House Music Goes Global

As house music gained momentum, it transcended geographical boundaries, spreading to Detroit and New York. The influence extended to Europe, where house music became one of the most popular genres by the mid-80s. Hits like “Love Can’t Turn Around” by Farley “Jackmaster” Funk and Jesse Saunders marked the genre's international success, with subsequent chart-toppers like “Jack Your Body” by Steve “Silk” Hurley solidifying house music's presence on a global scale.

Rise of Subcultures and Mainstream Recognition

The 90s witnessed the global explosion of house music, giving rise to diverse regional scenes, subcultures, and an array of new genres. Independent labels played a significant role in releasing dance music exclusively. House music not only permeated the underground but also penetrated the mainstream. Major artists like Madonna, Janet Jackson, and Björk incorporated house elements into their work, cementing its place in popular culture.

House Music: A Timeless Evolution

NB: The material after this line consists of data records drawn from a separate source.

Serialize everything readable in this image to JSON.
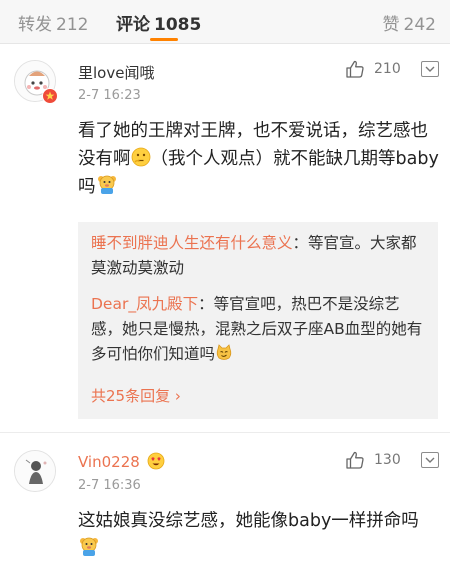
{
  "tabs": {
    "repost": {
      "label": "转发",
      "count": "212"
    },
    "comment": {
      "label": "评论",
      "count": "1085"
    },
    "like": {
      "label": "赞",
      "count": "242"
    }
  },
  "comments": [
    {
      "username": "里love闻哦",
      "timestamp": "2-7 16:23",
      "likes": "210",
      "text_part1": "看了她的王牌对王牌，也不爱说话，综艺感也没有啊",
      "text_part2": "（我个人观点）就不能缺几期等baby吗",
      "replies": [
        {
          "name": "睡不到胖迪人生还有什么意义",
          "text": "：等官宣。大家都莫激动莫激动"
        },
        {
          "name": "Dear_凤九殿下",
          "text": "：等官宣吧，热巴不是没综艺感，她只是慢热，混熟之后双子座AB血型的她有多可怕你们知道吗"
        }
      ],
      "more_replies": "共25条回复 ›"
    },
    {
      "username": "Vin0228",
      "timestamp": "2-7 16:36",
      "likes": "130",
      "text": "这姑娘真没综艺感，她能像baby一样拼命吗"
    }
  ],
  "icons": {
    "like": "thumbs-up-icon",
    "more": "chevron-down-icon",
    "emoji_think": "thinking-face-emoji",
    "emoji_bear": "baby-bear-emoji",
    "emoji_cat": "smirking-cat-emoji",
    "emoji_hearts": "heart-eyes-emoji"
  },
  "colors": {
    "accent": "#ff8200",
    "username_link": "#eb7350",
    "reply_bg": "#f2f2f2"
  }
}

House music's enduring legacy is a testament to its ability to evolve with the times. From its roots in the 80s to its present-day influence, the genre continues to adapt through globalization, technological advancements, cross-genre influences, and evolving cultural landscapes. The story of house music remains rich, diverse, and a fascinating exploration into the realms of musical history.


1. How do you describe house music? House music is a genre of electronic dance music characterized by a repetitive four-on-the-floor beat, typically around 120 to 130 beats per minute. It often features soulful vocals, synthesizers, and drum machines, creating a sound that is both rhythmic and melodic. Originating in the 1980s from the underground clubs of Chicago and later spreading globally, house music has evolved into various subgenres, each with its unique elements and influences.

2. What is special about house music? House music is special for its ability to unite people on the dance floor through infectious beats and uplifting melodies. It often creates a sense of inclusivity and freedom, transcending cultural and geographical boundaries. The genre's versatility is another standout feature, as it has influenced and integrated with various music styles, from pop to hip-hop. House music's enduring popularity over decades is a testament to its unique ability to evolve while maintaining its core essence.

3. What does house music say about you? House music can be a reflection of one's appreciation for vibrant and energetic sounds, as well as a love for socializing and dancing. It often suggests an open-minded and diverse taste in music, given its ability to incorporate elements from various genres. Additionally, being a fan of house music may indicate an affinity for the cultural aspects associated with the genre, such as club environments, electronic music festivals, and the sense of community that often accompanies these experiences.

4. How popular is house music? House music has maintained widespread popularity since its inception in the 1980s. Over the years, it has become a global phenomenon, with a dedicated fan base and a significant presence in the mainstream music scene. Its influence can be seen not only in dance clubs and electronic music festivals but also in the work of chart-topping artists who incorporate house elements into their music. The genre's enduring appeal continues to attract new listeners while retaining its core audience, making it a timeless and influential force in the music industry.

Tagged with: , , ,
Newsletter Signup